Reflective Thoughts on the 15th Anniversary of 9/11

I was living in Chicago at the time, employed as a teacher in an independent high school. I will never forget the moment that an administrator told me, with a seriousness and fear that I had never seen from him either before or since, that the World Trade Center had been hit and that he was “not f**king kidding!”

Down in the school gym we listened to a live conversation on NPR between a reporter and someone inside one of the towers who was describing the tower-rattling boom, the stifling smoke and the NYPD’s initial orders to stay put. Little did either party know what would soon become of that man on the phone. He almost assuredly did not make it down in time to save his life.

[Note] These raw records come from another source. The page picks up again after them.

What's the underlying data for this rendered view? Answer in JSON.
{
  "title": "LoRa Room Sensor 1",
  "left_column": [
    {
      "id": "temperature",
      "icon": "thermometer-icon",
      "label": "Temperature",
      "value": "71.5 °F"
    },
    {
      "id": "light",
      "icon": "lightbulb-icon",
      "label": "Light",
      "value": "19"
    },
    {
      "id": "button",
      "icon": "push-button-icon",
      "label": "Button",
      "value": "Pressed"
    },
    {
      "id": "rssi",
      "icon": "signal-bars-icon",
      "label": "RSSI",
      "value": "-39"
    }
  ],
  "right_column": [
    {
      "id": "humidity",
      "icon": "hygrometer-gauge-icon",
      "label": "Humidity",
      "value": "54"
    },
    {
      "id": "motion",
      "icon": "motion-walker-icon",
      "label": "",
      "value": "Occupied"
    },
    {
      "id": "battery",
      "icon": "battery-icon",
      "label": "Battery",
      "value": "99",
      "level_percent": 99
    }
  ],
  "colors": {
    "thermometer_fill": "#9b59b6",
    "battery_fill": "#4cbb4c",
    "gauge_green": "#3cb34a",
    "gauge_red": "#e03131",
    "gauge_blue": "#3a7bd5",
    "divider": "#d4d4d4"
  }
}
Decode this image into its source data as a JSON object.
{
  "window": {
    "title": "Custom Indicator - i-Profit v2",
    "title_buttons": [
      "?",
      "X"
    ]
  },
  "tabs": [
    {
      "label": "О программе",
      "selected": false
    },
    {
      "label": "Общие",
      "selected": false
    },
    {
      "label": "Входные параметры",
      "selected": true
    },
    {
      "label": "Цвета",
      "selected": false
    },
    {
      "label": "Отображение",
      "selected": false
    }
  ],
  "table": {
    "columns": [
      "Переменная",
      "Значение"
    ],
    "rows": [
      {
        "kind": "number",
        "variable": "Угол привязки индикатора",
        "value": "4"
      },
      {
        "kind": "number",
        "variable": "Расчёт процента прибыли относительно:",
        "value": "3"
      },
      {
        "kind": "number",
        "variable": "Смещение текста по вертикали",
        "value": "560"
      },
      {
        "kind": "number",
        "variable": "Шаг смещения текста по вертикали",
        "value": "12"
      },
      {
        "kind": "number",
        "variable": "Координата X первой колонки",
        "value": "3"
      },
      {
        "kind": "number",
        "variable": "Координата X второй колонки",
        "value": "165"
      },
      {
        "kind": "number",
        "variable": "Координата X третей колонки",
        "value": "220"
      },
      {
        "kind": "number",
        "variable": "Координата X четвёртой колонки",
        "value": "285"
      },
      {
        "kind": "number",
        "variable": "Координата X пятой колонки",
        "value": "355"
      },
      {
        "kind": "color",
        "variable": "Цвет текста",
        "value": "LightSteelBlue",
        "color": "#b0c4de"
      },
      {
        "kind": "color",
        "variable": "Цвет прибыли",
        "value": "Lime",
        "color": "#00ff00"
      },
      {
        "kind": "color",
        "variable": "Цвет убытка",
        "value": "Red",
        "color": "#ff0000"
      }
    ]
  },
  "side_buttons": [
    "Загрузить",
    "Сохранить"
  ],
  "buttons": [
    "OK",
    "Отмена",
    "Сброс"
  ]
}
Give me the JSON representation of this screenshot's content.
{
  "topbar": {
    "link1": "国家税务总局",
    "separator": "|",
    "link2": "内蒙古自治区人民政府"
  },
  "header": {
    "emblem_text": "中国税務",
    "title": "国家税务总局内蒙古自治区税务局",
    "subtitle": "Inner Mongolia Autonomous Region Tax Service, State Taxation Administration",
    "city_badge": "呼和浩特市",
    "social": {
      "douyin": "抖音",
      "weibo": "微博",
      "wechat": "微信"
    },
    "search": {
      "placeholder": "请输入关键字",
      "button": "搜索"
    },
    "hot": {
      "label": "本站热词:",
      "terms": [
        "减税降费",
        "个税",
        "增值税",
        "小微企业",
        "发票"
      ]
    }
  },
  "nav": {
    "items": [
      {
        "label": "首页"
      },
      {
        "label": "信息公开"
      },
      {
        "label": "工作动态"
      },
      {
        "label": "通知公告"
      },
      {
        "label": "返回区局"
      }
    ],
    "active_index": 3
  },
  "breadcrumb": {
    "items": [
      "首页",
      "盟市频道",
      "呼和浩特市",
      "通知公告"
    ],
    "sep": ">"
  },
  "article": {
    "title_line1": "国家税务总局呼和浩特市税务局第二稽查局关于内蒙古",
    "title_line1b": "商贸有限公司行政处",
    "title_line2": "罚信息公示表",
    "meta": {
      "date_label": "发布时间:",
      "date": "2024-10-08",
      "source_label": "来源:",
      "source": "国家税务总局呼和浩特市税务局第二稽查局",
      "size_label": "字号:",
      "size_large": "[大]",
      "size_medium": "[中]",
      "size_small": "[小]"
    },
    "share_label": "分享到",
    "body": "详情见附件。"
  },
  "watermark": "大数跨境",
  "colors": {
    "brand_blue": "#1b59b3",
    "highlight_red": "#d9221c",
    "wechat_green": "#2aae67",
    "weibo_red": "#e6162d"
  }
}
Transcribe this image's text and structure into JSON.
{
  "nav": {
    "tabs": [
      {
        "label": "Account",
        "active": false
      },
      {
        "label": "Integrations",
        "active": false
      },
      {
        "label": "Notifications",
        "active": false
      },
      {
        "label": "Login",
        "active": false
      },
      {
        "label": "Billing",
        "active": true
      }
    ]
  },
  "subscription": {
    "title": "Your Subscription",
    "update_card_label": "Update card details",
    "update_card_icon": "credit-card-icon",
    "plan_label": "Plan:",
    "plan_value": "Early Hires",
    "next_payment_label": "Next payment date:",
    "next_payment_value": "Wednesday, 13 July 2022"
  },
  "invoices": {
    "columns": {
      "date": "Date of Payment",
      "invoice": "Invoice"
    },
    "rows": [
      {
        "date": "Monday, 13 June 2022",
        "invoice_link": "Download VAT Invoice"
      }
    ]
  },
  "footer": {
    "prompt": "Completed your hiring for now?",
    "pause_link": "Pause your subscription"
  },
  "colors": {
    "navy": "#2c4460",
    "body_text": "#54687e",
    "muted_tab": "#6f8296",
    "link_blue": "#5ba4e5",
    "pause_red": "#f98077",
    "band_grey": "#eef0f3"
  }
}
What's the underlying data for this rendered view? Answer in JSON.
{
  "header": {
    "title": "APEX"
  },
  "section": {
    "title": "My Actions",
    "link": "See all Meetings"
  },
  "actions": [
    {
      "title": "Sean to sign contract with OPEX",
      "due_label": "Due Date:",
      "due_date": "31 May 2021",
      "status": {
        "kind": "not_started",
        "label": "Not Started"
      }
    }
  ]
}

We all have our 9/11 memories, seared into our minds much the way that Kennedy’s assassination lies forever in the minds and hearts of our parents or grandparents. But this time was different. We were now at war. We just didn’t know with who. Or how the war would unfold. Or how long it would last. Or its long-term implications, including our protracted struggles with Radical Islam and ISIS. At that moment we simply knew that we had been dealt a devastating blow, one from which we now know that we would never fully recover.

In the backdrop of that horrible day emerged greatness, all throughout America and beyond. We observed deep demonstrations of patriotism, volunteerism, giving, brotherly love, and a sense of underlying unity. Who can forget the people all throughout the land waving their Stars and Stripes, wearing their I©NY t-shirts (even in Boston!), and donning NYPD caps? Who wasn’t choked up when President George W. Bush (love him or hate him) stepped on the mound at the old Yankee Stadium and delivered a strike to home plate before Game 3 of the World Series? These were defining moments in a country that today seems so hard-pressed to get out of its own way.

This is a scary time for America once again. Our struggles with Radical Islam, with Russia and with others show that we still have our work to do on the international front. Our presidential race seems like a slug fight between Narcissus and Pinocchio. The economy continues to stumble along while we rack up mind-numbing debt. The war on Blue by #Blacklivesmatter inciters threatens to undermine urban stability and the war on the National Anthem by some puffed up, overpaid athletes who have had millions handed to them for playing a game threatens to keep us focused on what’s broken rather than on what’s working.  

For a day, this 15th anniversary of a second Day Which Will Live in Infamy, let us try to find ways to reconnect with that special spark of freedom, liberty and deep pride in the American Way. Let us use the painful memories of the past to propel us to a better place in the future, where we stop apologizing for being a nation that does more good for more people in more places more times than any other nation. Ever. In all of human history.

May God continue to preserve our freedoms and my God continue to bless the United States of America.

Naphtali HoffComment